Safe and effective procedural sedation for gastrointestinal endoscopy in children Safe and effective procedural sedation for gastrointestinal endoscopy in children Safe and effective procedural sedation for gastrointestinal endoscopy in children Van Beek EJ, Leroy PL CRD summary The review concluded that propofol-based therapy was the most effective regimen for procedural sedation during gastrointestinal endoscopy in children. Given the potential for bias in the review process, limitations (...) in quality assessments, and variation in study outcomes, the authors' conclusions may not be reliable. Authors' objectives To assess the safety and effectiveness of procedural sedation in children undergoing gastrointestinal endoscopy. Searching MEDLINE, EMBASE and The Cochrane Library were searched for published studies from January 1995 up to January 2011; search terms were reported. Reference lists of retrieved articles, reviews, editorials and guidelines were also searched.
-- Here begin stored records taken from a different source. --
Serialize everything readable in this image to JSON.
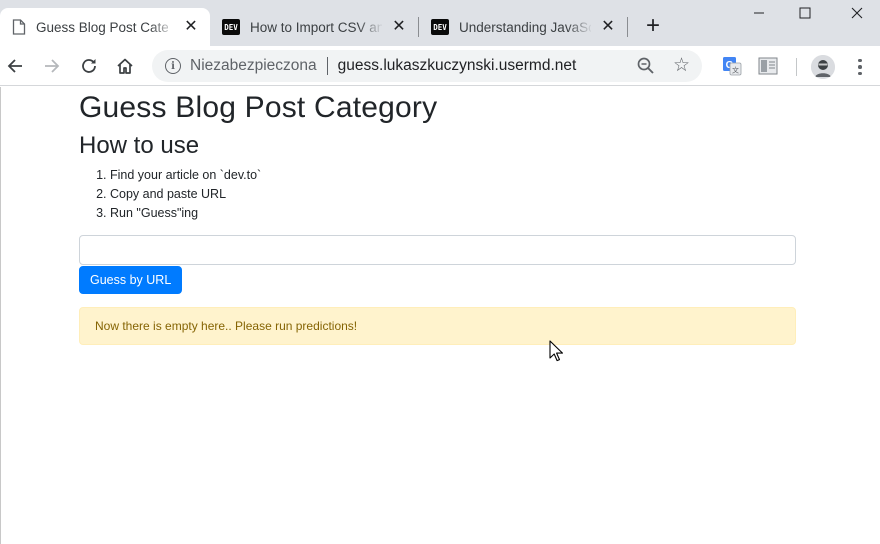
{
  "browser": {
    "tabs": [
      {
        "title": "Guess Blog Post Category",
        "icon": "document-icon",
        "active": true
      },
      {
        "title": "How to Import CSV and",
        "icon": "dev-logo-icon",
        "active": false
      },
      {
        "title": "Understanding JavaScript",
        "icon": "dev-logo-icon",
        "active": false
      }
    ],
    "dev_logo_text": "DEV",
    "new_tab_glyph": "+",
    "close_glyph": "✕",
    "window_controls": {
      "minimize": "—",
      "maximize": "☐",
      "close": "✕"
    },
    "address_bar": {
      "security_label": "Niezabezpieczona",
      "url": "guess.lukaszkuczynski.usermd.net"
    }
  },
  "page": {
    "title": "Guess Blog Post Category",
    "how_to_heading": "How to use",
    "steps": [
      "Find your article on `dev.to`",
      "Copy and paste URL",
      "Run \"Guess\"ing"
    ],
    "url_input": {
      "value": "",
      "placeholder": ""
    },
    "guess_button_label": "Guess by URL",
    "alert_message": "Now there is empty here.. Please run predictions!"
  },
  "colors": {
    "primary_button": "#007bff",
    "alert_background": "#fff3cd",
    "alert_text": "#856404",
    "tabstrip": "#dee1e6"
  }
}
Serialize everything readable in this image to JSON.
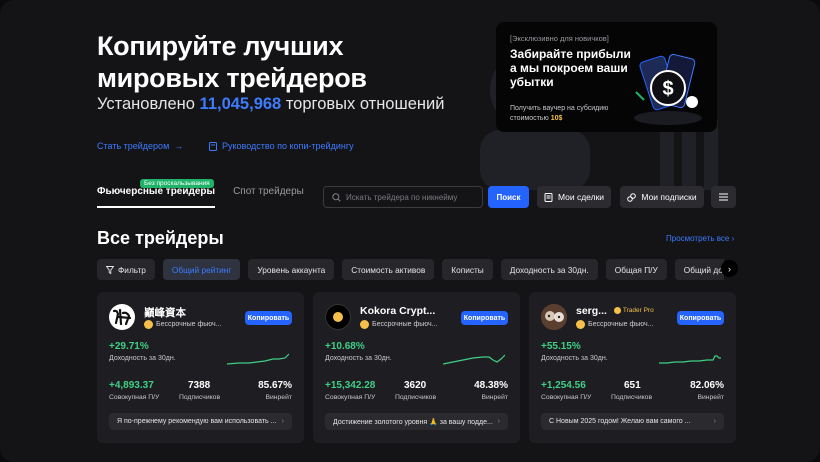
{
  "hero": {
    "title": "Копируйте лучших мировых трейдеров",
    "sub_prefix": "Установлено",
    "sub_count": "11,045,968",
    "sub_suffix": "торговых отношений",
    "link_become": "Стать трейдером",
    "link_guide": "Руководство по копи-трейдингу"
  },
  "promo": {
    "tag": "[Эксклюзивно для новичков]",
    "title": "Забирайте прибыли а мы покроем ваши убытки",
    "desc_prefix": "Получить ваучер на субсидию стоимостью",
    "desc_amount": "10$"
  },
  "tabs": {
    "futures": "Фьючерсные трейдеры",
    "futures_badge": "Без проскальзывания",
    "spot": "Спот трейдеры"
  },
  "toolbar": {
    "search_placeholder": "Искать трейдера по никнейму",
    "search_button": "Поиск",
    "my_deals": "Мои сделки",
    "my_subs": "Мои подписки"
  },
  "section": {
    "title": "Все трейдеры",
    "view_all": "Просмотреть все"
  },
  "filters": [
    "Фильтр",
    "Общий рейтинг",
    "Уровень аккаунта",
    "Стоимость активов",
    "Кописты",
    "Доходность за 30дн.",
    "Общая П/У",
    "Общий доход"
  ],
  "cards": [
    {
      "name": "巓峰資本",
      "subtitle": "Бессрочные фьюч...",
      "copy": "Копировать",
      "pct": "+29.71%",
      "pct_label": "Доходность за 30дн.",
      "pnl": "+4,893.37",
      "pnl_label": "Совокупная П/У",
      "subs": "7388",
      "subs_label": "Подписчиков",
      "winrate": "85.67%",
      "winrate_label": "Винрейт",
      "message": "Я по-прежнему рекомендую вам использовать ..."
    },
    {
      "name": "Kokora Crypt...",
      "subtitle": "Бессрочные фьюч...",
      "copy": "Копировать",
      "pct": "+10.68%",
      "pct_label": "Доходность за 30дн.",
      "pnl": "+15,342.28",
      "pnl_label": "Совокупная П/У",
      "subs": "3620",
      "subs_label": "Подписчиков",
      "winrate": "48.38%",
      "winrate_label": "Винрейт",
      "message": "Достижение золотого уровня 🙏 за вашу подде..."
    },
    {
      "name": "serg...",
      "badge": "Trader Pro",
      "subtitle": "Бессрочные фьюч...",
      "copy": "Копировать",
      "pct": "+55.15%",
      "pct_label": "Доходность за 30дн.",
      "pnl": "+1,254.56",
      "pnl_label": "Совокупная П/У",
      "subs": "651",
      "subs_label": "Подписчиков",
      "winrate": "82.06%",
      "winrate_label": "Винрейт",
      "message": "С Новым 2025 годом! Желаю вам самого ..."
    }
  ]
}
Study selection Studies
Conscious Sedation in Dentistry Scottish Dental Clinical Effectiveness Programme - SDCEP Scottish Dental Clinical Effectiveness Programme Navigate this website Welcome The Scottish Dental Clinical Effectiveness Programme (SDCEP) is an initiative of the National Dental Advisory Committee (NDAC) and part of the within (NES’s) Dental Directorate . SDCEP provides user-friendly, evidence-based guidance to support dental teams to provide high quality healthcare that is safe, effective and person
In IV sedation used for dental surgery, neither fentanyl or nalbuphine more effective as an analgesic UTCAT2298, Found CAT view, CRITICALLY APPRAISED TOPICs University: | | ORAL HEALTH EVIDENCE-BASED PRACTICE PROGRAM View the CAT / Title In IV Sedation Used for Dental Surgery, Neither Fentanyl or Nalbuphine More Effective As An Analgesic Clinical Question In a patient undergoing IV moderate conscious sedation associated with dental surgery, is fentanyl or nalbuphine more effective as a peri (...) -operative analgesic? Clinical Bottom Line Neither fentanyl or nalbuphine is shown to have a clinical advantage as a peri-operative analgesic associated with IV moderate sedation in the dental office. Best Evidence (you may view more info by clicking on the PubMed ID link) PubMed ID Author / Year Patient Group Study type (level of evidence) #1) Dolan/1998 50 patients, ASA 1 or 2 RCT Key results Dental surgery patients who required IV sedation, were given equipotent doses of either fentanyl or nalbuphine
Dexmedetomidine vs midazolam or propofol for sedation during prolonged mechanical ventilation: two randomized controlled trials PEDSCCM.org Criteria abstracted from series in Review Posted: founded 1995 Questions or comments?